In the records that follow, find each line with "name" and pull it out.
(Beginning of Provided records)
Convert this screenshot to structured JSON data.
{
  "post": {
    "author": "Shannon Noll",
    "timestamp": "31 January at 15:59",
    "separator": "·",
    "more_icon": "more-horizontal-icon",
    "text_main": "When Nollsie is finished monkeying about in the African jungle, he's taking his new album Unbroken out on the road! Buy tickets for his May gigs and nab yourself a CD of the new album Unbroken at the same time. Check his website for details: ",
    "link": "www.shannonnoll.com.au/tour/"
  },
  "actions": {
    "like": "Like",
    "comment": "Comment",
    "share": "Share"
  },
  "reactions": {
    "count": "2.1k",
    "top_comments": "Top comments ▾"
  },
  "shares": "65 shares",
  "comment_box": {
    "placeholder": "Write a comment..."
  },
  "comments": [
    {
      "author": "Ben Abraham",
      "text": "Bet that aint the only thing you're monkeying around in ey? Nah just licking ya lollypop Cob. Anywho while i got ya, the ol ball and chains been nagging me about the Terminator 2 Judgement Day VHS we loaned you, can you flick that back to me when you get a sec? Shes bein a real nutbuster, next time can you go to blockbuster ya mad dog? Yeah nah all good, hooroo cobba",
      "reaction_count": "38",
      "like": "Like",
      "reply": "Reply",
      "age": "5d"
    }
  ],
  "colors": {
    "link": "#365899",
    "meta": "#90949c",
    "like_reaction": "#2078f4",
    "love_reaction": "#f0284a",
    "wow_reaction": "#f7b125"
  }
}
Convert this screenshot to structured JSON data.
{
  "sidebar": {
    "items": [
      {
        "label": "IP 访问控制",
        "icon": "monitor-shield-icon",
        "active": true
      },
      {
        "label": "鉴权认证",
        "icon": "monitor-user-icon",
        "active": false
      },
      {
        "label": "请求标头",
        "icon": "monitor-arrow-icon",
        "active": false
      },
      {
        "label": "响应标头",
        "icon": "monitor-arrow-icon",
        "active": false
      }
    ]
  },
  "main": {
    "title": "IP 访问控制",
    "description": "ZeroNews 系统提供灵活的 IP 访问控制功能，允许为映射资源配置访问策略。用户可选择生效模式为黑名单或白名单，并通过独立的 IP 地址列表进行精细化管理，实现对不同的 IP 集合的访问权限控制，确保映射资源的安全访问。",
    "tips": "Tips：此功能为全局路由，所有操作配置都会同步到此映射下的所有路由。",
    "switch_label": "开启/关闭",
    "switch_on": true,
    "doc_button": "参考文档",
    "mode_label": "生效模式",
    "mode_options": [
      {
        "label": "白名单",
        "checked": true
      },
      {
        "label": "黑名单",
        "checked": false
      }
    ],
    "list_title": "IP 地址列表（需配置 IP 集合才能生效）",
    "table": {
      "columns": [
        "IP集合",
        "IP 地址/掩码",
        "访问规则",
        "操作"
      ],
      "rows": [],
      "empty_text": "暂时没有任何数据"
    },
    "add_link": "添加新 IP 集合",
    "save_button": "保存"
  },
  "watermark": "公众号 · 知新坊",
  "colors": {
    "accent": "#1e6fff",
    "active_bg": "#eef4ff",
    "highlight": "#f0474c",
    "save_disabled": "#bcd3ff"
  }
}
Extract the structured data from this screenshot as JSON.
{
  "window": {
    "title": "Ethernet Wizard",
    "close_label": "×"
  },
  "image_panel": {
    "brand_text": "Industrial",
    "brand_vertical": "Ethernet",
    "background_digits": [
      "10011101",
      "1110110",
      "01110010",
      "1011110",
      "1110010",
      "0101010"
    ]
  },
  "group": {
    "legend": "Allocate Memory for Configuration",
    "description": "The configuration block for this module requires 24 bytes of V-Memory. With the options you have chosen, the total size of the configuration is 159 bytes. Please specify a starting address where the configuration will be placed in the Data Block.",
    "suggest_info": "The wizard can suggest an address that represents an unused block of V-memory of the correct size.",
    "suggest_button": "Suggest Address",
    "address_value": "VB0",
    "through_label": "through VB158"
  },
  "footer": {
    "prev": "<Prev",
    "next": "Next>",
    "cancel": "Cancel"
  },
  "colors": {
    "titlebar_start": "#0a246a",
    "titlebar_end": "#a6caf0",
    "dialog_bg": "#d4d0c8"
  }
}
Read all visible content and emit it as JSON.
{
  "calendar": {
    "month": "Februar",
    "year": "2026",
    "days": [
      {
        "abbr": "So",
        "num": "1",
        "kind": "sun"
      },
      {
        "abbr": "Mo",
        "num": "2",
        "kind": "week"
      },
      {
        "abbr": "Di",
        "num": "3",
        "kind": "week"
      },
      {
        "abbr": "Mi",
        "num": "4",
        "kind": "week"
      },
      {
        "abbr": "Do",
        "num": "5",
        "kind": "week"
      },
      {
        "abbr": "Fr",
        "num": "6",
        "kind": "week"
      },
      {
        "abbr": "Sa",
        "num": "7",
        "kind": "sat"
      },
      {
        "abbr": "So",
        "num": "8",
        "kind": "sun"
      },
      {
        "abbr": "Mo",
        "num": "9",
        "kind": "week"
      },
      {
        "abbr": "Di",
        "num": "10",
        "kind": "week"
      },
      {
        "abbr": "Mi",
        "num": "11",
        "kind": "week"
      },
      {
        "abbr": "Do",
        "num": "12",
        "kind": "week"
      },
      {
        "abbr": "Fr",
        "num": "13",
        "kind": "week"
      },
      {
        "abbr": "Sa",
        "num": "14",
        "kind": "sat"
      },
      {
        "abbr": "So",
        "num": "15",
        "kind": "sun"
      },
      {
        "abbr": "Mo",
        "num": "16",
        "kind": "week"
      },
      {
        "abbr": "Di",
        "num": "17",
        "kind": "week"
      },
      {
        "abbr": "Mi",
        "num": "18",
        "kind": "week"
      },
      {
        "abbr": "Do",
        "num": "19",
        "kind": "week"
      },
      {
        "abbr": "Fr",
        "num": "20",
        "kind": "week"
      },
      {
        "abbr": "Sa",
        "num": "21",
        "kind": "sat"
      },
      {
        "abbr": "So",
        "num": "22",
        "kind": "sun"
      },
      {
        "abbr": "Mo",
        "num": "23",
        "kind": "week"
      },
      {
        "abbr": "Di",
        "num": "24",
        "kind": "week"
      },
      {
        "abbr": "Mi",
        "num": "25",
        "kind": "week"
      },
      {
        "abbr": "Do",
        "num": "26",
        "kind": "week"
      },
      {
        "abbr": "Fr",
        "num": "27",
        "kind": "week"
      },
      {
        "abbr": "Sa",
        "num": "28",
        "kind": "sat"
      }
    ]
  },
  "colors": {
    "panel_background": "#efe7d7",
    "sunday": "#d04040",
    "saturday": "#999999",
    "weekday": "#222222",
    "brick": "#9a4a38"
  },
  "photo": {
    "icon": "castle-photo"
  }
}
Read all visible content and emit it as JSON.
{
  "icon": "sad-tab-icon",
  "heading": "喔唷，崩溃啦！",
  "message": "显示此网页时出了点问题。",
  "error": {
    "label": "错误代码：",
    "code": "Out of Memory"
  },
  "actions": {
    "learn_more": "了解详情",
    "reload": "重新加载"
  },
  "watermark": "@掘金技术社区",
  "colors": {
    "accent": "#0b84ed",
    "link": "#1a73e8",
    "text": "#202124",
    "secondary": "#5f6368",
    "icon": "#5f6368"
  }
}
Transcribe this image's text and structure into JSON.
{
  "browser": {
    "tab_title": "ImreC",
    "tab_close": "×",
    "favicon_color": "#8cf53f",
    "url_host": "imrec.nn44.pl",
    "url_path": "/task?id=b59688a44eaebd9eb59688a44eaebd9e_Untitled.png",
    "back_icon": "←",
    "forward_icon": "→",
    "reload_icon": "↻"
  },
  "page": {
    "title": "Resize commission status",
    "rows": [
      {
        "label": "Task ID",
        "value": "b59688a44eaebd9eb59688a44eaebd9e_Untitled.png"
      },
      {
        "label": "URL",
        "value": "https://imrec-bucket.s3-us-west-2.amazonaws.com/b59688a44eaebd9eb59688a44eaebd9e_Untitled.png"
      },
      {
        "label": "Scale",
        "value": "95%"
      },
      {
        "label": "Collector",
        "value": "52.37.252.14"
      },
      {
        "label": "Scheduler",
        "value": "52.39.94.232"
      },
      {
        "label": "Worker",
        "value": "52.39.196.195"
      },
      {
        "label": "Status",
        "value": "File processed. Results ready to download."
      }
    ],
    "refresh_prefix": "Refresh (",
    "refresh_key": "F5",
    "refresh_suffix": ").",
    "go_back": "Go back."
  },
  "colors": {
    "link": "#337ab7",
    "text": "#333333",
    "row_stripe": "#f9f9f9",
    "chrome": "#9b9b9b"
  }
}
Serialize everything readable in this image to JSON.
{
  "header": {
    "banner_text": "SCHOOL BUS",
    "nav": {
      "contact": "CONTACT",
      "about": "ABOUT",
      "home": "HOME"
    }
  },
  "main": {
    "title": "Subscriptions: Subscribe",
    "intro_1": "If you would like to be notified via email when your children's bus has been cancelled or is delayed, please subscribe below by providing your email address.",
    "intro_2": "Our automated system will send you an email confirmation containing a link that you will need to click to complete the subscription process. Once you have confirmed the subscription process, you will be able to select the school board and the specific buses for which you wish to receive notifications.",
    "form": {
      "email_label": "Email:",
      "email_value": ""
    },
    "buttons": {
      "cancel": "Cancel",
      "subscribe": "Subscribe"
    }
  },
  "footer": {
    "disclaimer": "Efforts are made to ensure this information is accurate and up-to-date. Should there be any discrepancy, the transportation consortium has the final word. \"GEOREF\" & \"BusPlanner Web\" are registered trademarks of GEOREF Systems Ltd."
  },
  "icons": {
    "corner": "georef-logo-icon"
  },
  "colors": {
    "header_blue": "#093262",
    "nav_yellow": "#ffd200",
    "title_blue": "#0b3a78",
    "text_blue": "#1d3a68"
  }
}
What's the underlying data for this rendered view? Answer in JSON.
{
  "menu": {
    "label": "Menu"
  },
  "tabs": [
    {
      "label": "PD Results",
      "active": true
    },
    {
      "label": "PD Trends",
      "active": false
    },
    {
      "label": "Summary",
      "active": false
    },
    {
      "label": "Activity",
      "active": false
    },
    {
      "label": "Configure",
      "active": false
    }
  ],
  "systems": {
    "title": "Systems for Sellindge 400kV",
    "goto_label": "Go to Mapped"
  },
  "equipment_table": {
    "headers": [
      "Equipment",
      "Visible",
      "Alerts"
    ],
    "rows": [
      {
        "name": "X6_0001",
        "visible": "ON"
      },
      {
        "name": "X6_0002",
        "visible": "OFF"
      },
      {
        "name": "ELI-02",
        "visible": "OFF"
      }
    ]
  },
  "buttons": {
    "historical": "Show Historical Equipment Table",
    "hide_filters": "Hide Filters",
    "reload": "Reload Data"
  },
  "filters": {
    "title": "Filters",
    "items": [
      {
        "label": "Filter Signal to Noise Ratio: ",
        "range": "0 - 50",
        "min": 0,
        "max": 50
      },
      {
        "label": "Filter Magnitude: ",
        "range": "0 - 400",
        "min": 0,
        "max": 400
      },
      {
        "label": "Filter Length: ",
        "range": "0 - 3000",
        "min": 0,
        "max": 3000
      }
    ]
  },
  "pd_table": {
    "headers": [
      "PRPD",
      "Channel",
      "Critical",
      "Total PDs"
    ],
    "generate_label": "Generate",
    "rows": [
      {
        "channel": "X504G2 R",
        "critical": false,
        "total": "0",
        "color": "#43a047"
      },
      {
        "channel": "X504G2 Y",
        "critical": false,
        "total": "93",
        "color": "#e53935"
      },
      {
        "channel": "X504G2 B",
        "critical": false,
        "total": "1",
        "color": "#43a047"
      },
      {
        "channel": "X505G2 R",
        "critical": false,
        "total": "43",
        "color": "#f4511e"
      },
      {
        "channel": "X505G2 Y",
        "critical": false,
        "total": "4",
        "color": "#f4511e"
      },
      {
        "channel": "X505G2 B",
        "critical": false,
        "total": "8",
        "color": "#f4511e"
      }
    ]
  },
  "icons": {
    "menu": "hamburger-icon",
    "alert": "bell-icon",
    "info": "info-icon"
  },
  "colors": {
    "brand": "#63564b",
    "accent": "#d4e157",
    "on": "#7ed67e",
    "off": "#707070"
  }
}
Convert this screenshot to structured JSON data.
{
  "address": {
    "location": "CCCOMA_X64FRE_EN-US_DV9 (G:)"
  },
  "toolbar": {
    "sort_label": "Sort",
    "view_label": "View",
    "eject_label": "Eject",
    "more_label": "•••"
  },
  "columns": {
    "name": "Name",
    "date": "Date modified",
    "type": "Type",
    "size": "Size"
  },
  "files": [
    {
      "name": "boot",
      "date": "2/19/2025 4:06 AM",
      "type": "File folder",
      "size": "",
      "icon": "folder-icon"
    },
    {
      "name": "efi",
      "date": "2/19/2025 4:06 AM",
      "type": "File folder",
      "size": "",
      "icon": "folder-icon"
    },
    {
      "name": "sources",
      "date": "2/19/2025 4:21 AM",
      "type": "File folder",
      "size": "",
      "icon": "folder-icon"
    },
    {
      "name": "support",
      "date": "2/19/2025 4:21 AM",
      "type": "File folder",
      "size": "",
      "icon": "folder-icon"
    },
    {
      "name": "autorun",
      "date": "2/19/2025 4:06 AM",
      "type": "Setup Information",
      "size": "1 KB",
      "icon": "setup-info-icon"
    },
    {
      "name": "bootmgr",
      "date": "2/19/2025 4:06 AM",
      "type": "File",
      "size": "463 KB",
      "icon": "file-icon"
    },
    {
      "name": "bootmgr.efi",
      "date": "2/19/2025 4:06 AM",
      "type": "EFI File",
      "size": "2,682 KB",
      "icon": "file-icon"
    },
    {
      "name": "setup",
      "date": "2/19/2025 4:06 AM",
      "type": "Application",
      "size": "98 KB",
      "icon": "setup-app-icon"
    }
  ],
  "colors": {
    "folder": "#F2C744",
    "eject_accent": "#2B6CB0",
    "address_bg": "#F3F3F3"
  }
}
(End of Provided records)
### Your solution
        "name": "X6_0001",
        "name": "X6_0002",
        "name": "ELI-02",
    "name": "Name",
      "name": "boot",
      "name": "efi",
      "name": "sources",
      "name": "support",
      "name": "autorun",
      "name": "bootmgr",
      "name": "bootmgr.efi",
      "name": "setup",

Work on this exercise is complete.